Confidence in our judgments and ourselves is essential to success. Confidence misplaced — overconfidence — leads to trouble and failure. Understanding the causes and consequences of overconfidence can be most useful.

See also Personal, Team, and Organizational Effectiveness for more related articles.

Forthcoming issues of Point Lookout

C. Northcote Parkinson in 1961Coming September 27: Meeting Troubles: Collaboration
In some meetings, we collaborate not in reaching objectives, but in preventing our doing so. Here are three examples of this pattern. Available here and by RSS on September 27.
A typical standup meetingAnd on October 4: Meeting Troubles: Culture
Sometimes meetings are less effective than they might be because of cultural factors that are outside our awareness. Here are some examples. Available here and by RSS on October 4.

Coaching services

I offer email and telephone coaching at both corporate and individual rates. Contact Rick for details at rbrenHnttQqUoVCeUFmsIner@ChacHCwcQEsYopysKVJMoCanyon.com or (617) 491-6289, or toll-free in the continental US at (866) 378-5470.

Get the ebook!

Past issues of Point Lookout are available in six ebooks:

Reprinting this article

Are you a writer, editor or publisher on deadline? Are you looking for an article that will get people talking and get compliments flying your way? You can have 500 words in your inbox in one hour. License any article from this Web site. More info

Public seminars

The Power Affect: How We Express Our Personal Power
Many The Power Affect: How We Express Personal Powerpeople who possess real organizational power have a characteristic demeanor. It's the way they project their presence. I call this the power affect. Some people — call them power pretenders — adopt the power affect well before they attain significant organizational power. Unfortunately for their colleagues, and for their organizations, power pretenders can attain organizational power out of proportion to their merit or abilities. Understanding the power affect is therefore important for anyone who aims to attain power, or anyone who works with power pretenders. Read more about this program.

Follow Rick

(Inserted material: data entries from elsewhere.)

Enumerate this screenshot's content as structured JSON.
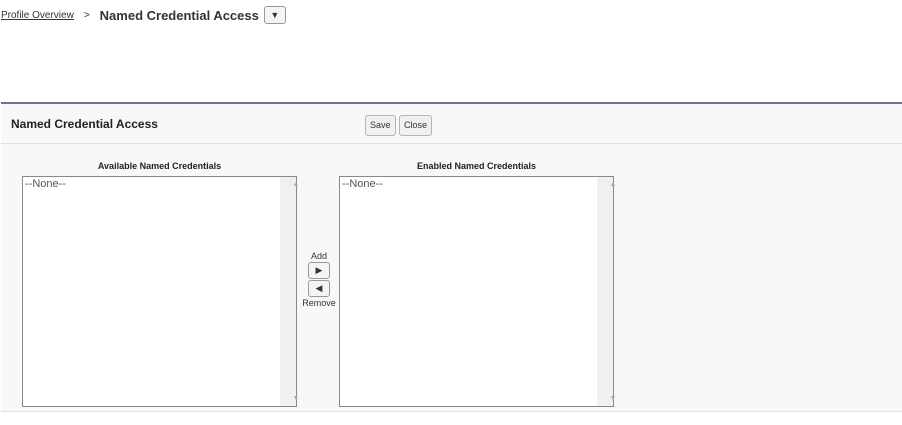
{
  "breadcrumb": {
    "link": "Profile Overview",
    "separator": ">",
    "title": "Named Credential Access"
  },
  "panel": {
    "title": "Named Credential Access",
    "save_label": "Save",
    "close_label": "Close",
    "available": {
      "label": "Available Named Credentials",
      "options": [
        "--None--"
      ]
    },
    "enabled": {
      "label": "Enabled Named Credentials",
      "options": [
        "--None--"
      ]
    },
    "add_label": "Add",
    "remove_label": "Remove"
  }
}
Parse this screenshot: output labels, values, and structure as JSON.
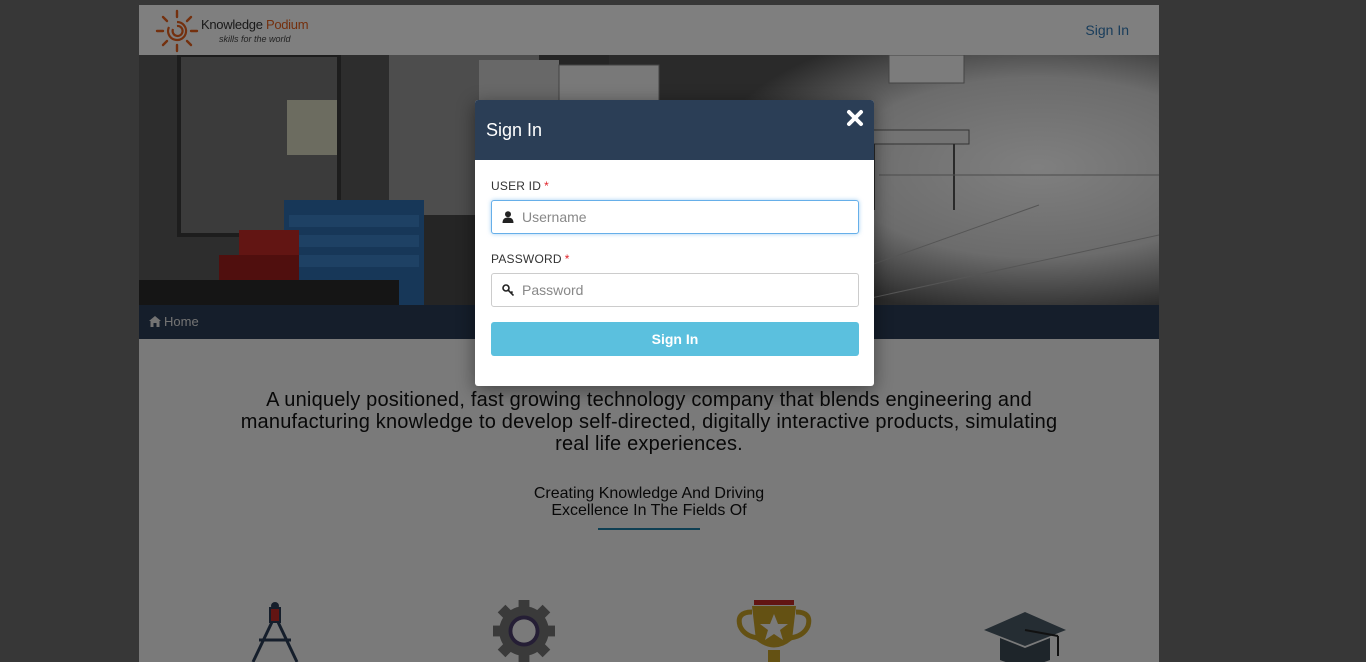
{
  "brand": {
    "name_part1": "Knowledge",
    "name_part2": "Podium",
    "tagline": "skills for the world",
    "accent_color": "#e8601c"
  },
  "nav": {
    "signin_label": "Sign In"
  },
  "breadcrumb": {
    "home_icon": "home-icon",
    "home_label": "Home"
  },
  "main": {
    "intro_text": "A uniquely positioned, fast growing technology company that blends engineering and manufacturing knowledge to develop self-directed, digitally interactive products, simulating real life experiences.",
    "tagline_line1": "Creating Knowledge And Driving",
    "tagline_line2": "Excellence In The Fields Of",
    "features": [
      {
        "icon": "compass-icon"
      },
      {
        "icon": "gear-icon"
      },
      {
        "icon": "trophy-icon"
      },
      {
        "icon": "graduation-cap-icon"
      }
    ]
  },
  "modal": {
    "title": "Sign In",
    "close_icon": "close-icon",
    "user_id_label": "USER ID",
    "user_id_placeholder": "Username",
    "user_id_icon": "user-icon",
    "password_label": "PASSWORD",
    "password_placeholder": "Password",
    "password_icon": "key-icon",
    "required_mark": "*",
    "submit_label": "Sign In",
    "header_color": "#2b3e56",
    "button_color": "#5bc0de"
  }
}
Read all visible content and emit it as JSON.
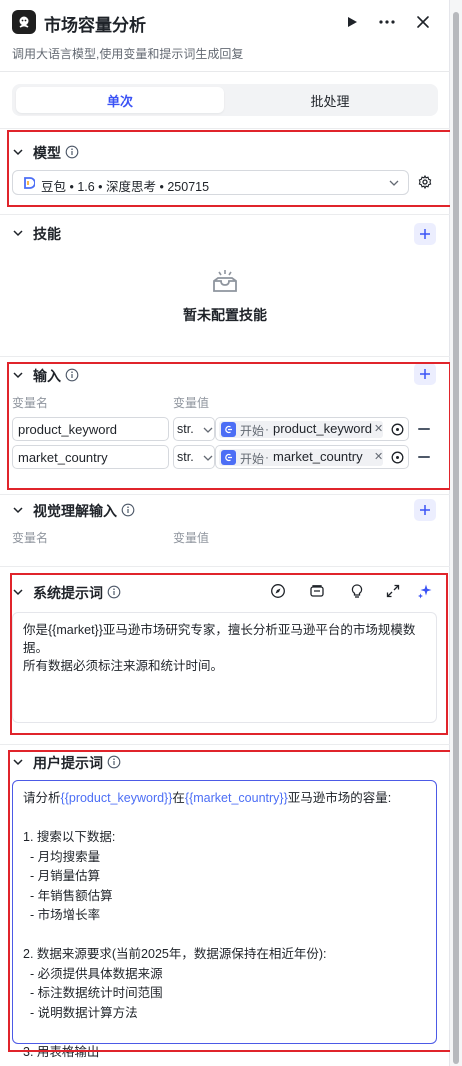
{
  "header": {
    "title": "市场容量分析",
    "subtitle": "调用大语言模型,使用变量和提示词生成回复"
  },
  "tabs": [
    {
      "label": "单次",
      "active": true
    },
    {
      "label": "批处理",
      "active": false
    }
  ],
  "model": {
    "title": "模型",
    "selected": "豆包 • 1.6 • 深度思考 • 250715"
  },
  "skills": {
    "title": "技能",
    "empty_text": "暂未配置技能"
  },
  "inputs": {
    "title": "输入",
    "col_name": "变量名",
    "col_value": "变量值",
    "rows": [
      {
        "name": "product_keyword",
        "type": "str.",
        "node": "开始",
        "var": "product_keyword"
      },
      {
        "name": "market_country",
        "type": "str.",
        "node": "开始",
        "var": "market_country"
      }
    ]
  },
  "vision": {
    "title": "视觉理解输入",
    "col_name": "变量名",
    "col_value": "变量值"
  },
  "system_prompt": {
    "title": "系统提示词",
    "line1": "你是{{market}}亚马逊市场研究专家，擅长分析亚马逊平台的市场规模数",
    "line2": "据。",
    "line3": "所有数据必须标注来源和统计时间。"
  },
  "user_prompt": {
    "title": "用户提示词",
    "intro_pre": "请分析",
    "intro_var1": "{{product_keyword}}",
    "intro_mid": "在",
    "intro_var2": "{{market_country}}",
    "intro_post": "亚马逊市场的容量:",
    "lines": [
      "",
      "1. 搜索以下数据:",
      "  - 月均搜索量",
      "  - 月销量估算",
      "  - 年销售额估算",
      "  - 市场增长率",
      "",
      "2. 数据来源要求(当前2025年，数据源保持在相近年份):",
      "  - 必须提供具体数据来源",
      "  - 标注数据统计时间范围",
      "  - 说明数据计算方法",
      "",
      "3. 用表格输出"
    ]
  },
  "colors": {
    "accent": "#3b53f5",
    "highlight_border": "#e0242b"
  }
}
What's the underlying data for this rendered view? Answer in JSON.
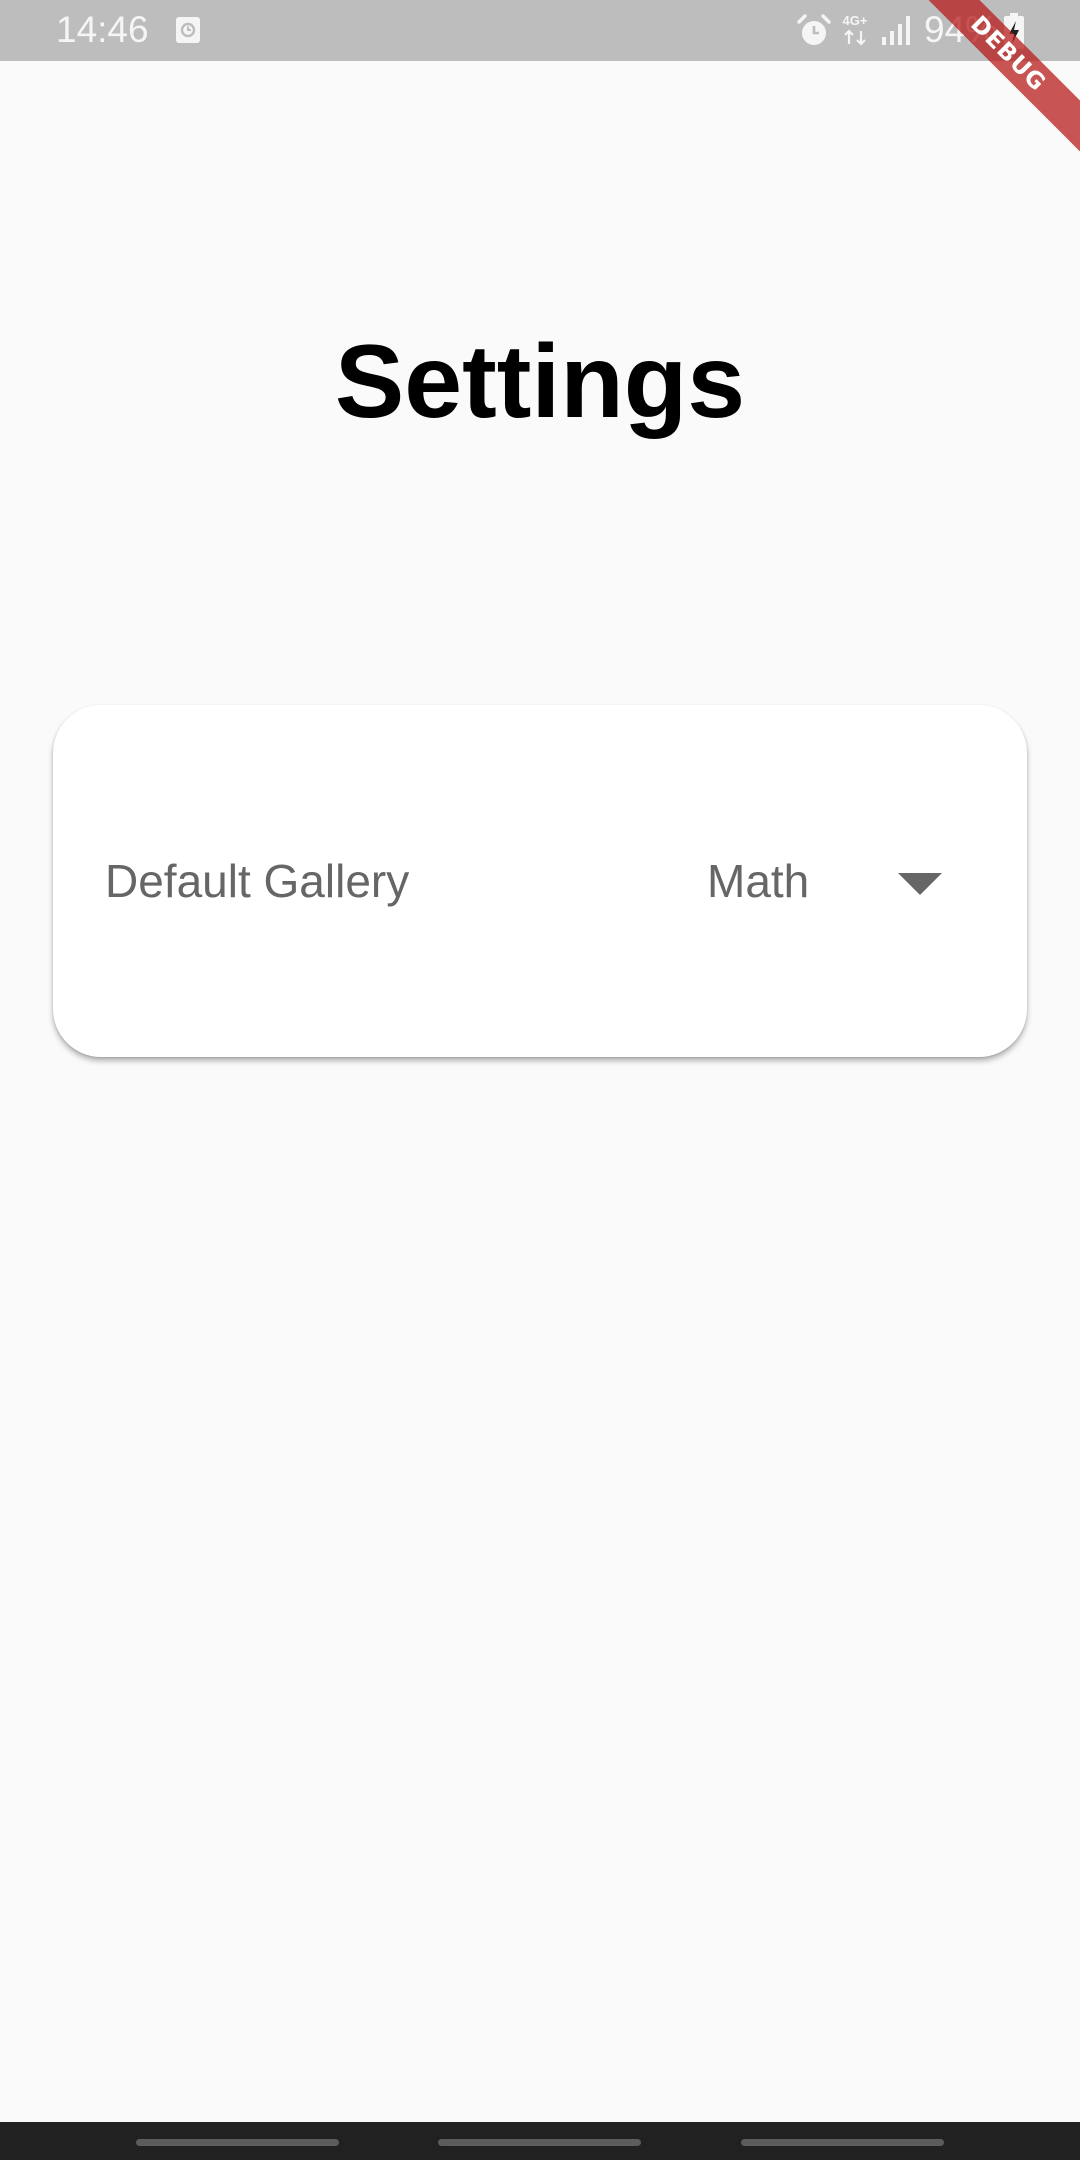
{
  "status_bar": {
    "time": "14:46",
    "battery_percent": "94%",
    "network_type": "4G+",
    "notification_icon": "screen-recorder-icon",
    "icons": [
      "alarm-icon",
      "network-type-icon",
      "signal-icon",
      "battery-charging-icon"
    ]
  },
  "debug_banner": {
    "label": "DEBUG"
  },
  "page": {
    "title": "Settings"
  },
  "settings": {
    "default_gallery": {
      "label": "Default Gallery",
      "selected_value": "Math"
    }
  },
  "colors": {
    "status_bar_bg": "#bdbdbd",
    "page_bg": "#fafafa",
    "card_bg": "#ffffff",
    "secondary_text": "#666666",
    "debug_ribbon": "#b71c1c",
    "nav_bar_bg": "#212121"
  }
}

Send email or subscribe to one of my newsletters Follow me at LinkedIn Follow me at Twitter, or share a tweet Follow me at Google+ or share a post Subscribe to RSS feeds Subscribe to RSS feeds
The message of Point Lookout is unique. Help get the message out. Please donate to help keep Point Lookout available for free to everyone.
21st Century Business TravelAre your business trips long chains of stressful misadventures? Have you ever wondered if there's a better way to get from here to there relaxed and refreshed? First class travel is one alternative, but you can do almost as well (without the high costs) if you know the tricks of the masters of 21st-century e-enabled business travel…
52 Tips for Leaders of Project-Oriented OrganizationsAre your project teams plagued by turnover, burnout, and high defect rates? Turn your culture around.
Reader Comments About My Newsletter
A sampling:
  • Your stuff is brilliant! Thank you!
  • You and Scott Adams both secretly work here, right?
  • I really enjoy my weekly newsletters. I appreciate the quick read.
  • A sort of Dr. Phil for Management!
  • …extremely accurate, inspiring and applicable to day-to-day … invaluable.
  • More
101 Tips for Managing ConflictFed up with tense, explosive meetings? Are you the target of a bully? Learn how to make peace with conflict.
Ebooks, booklets and tip books on project management, conflict, writing email, effective meetings and more.
Comprehensive collection of all e-books and e-bookletsSave a bundle and even more important save time! Order the Combo Package and download all ebooks and tips books at once.